Textbooks say removing proton from thiamine's C atom will produce a resonance stabilized carbanion which is hence bioactive. That's OK, but how comes that 1) we abstract the acidic proton with the OH base whose pK is lower that for thiamine, and 2) the remaining anion acts - in bio context - in aqua medium (?), hence will immediately deprotonate water and lose its negative charge.

deprotonation of thiamine's thiazolium ring


In the ionized structure shown, which looks like an ylid, the carbanion is formed on an $\mathrm{sp^2}$ orbital and no resonance stabilization of this charge is possible.

Regarding your question about the ionization, remember that biochemical reactions don't always happen in water, they may happen in the active site of enzymes, which have a completely different environment: the dielectric constant is different, the $\mathrm{p}K_\mathrm{a}$ of substances change and the proximity of certain groups stabilize reactive intermediates that would not be formed in water.

  • $\begingroup$ Your second point is good, but first is incorrect - formal charge on carbon is only in mesomeric structure with dipolar bond, there's another one - carbenic. $\endgroup$ – Mithoron Aug 15 '20 at 20:46
  • $\begingroup$ I see that a carbene can be formed, but he specifically said "will produce a resonance stabilized carbanion", which does not seem to be the case $\endgroup$ – Rafael L Aug 18 '20 at 22:02

Your Answer

By clicking “Post Your Answer”, you agree to our terms of service, privacy policy and cookie policy
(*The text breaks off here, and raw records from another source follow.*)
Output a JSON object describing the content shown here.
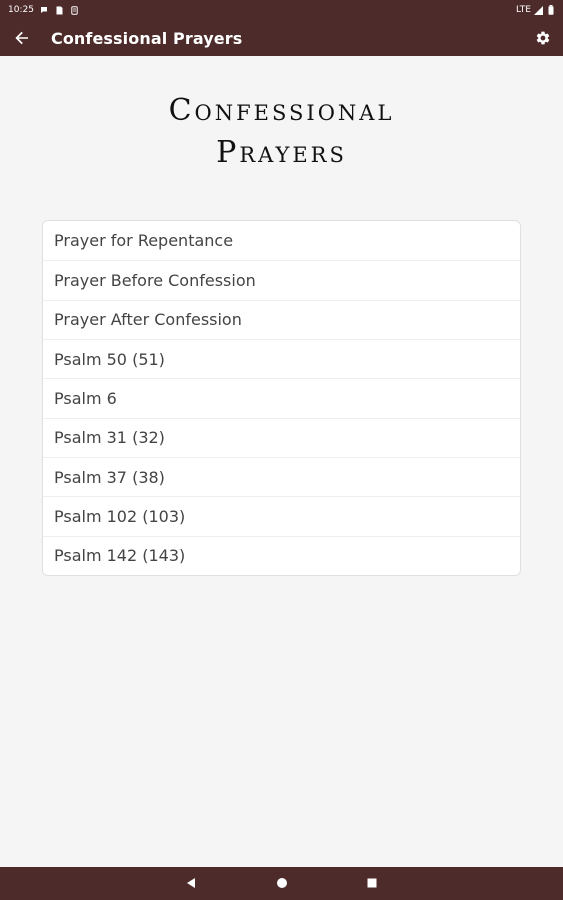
{
  "status_bar": {
    "time": "10:25",
    "network": "LTE"
  },
  "app_bar": {
    "title": "Confessional Prayers",
    "icons": [
      "back-arrow-icon",
      "gear-icon"
    ]
  },
  "heading": {
    "line1": "Confessional",
    "line2": "Prayers"
  },
  "prayer_list": [
    {
      "label": "Prayer for Repentance"
    },
    {
      "label": "Prayer Before Confession"
    },
    {
      "label": "Prayer After Confession"
    },
    {
      "label": "Psalm 50 (51)"
    },
    {
      "label": "Psalm 6"
    },
    {
      "label": "Psalm 31 (32)"
    },
    {
      "label": "Psalm 37 (38)"
    },
    {
      "label": "Psalm 102 (103)"
    },
    {
      "label": "Psalm 142 (143)"
    }
  ],
  "colors": {
    "bar_background": "#4e2b2b",
    "content_background": "#f5f5f5",
    "card_background": "#ffffff",
    "list_text": "#444444"
  }
}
Not the answer you're looking for? Browse other questions tagged or ask your own question.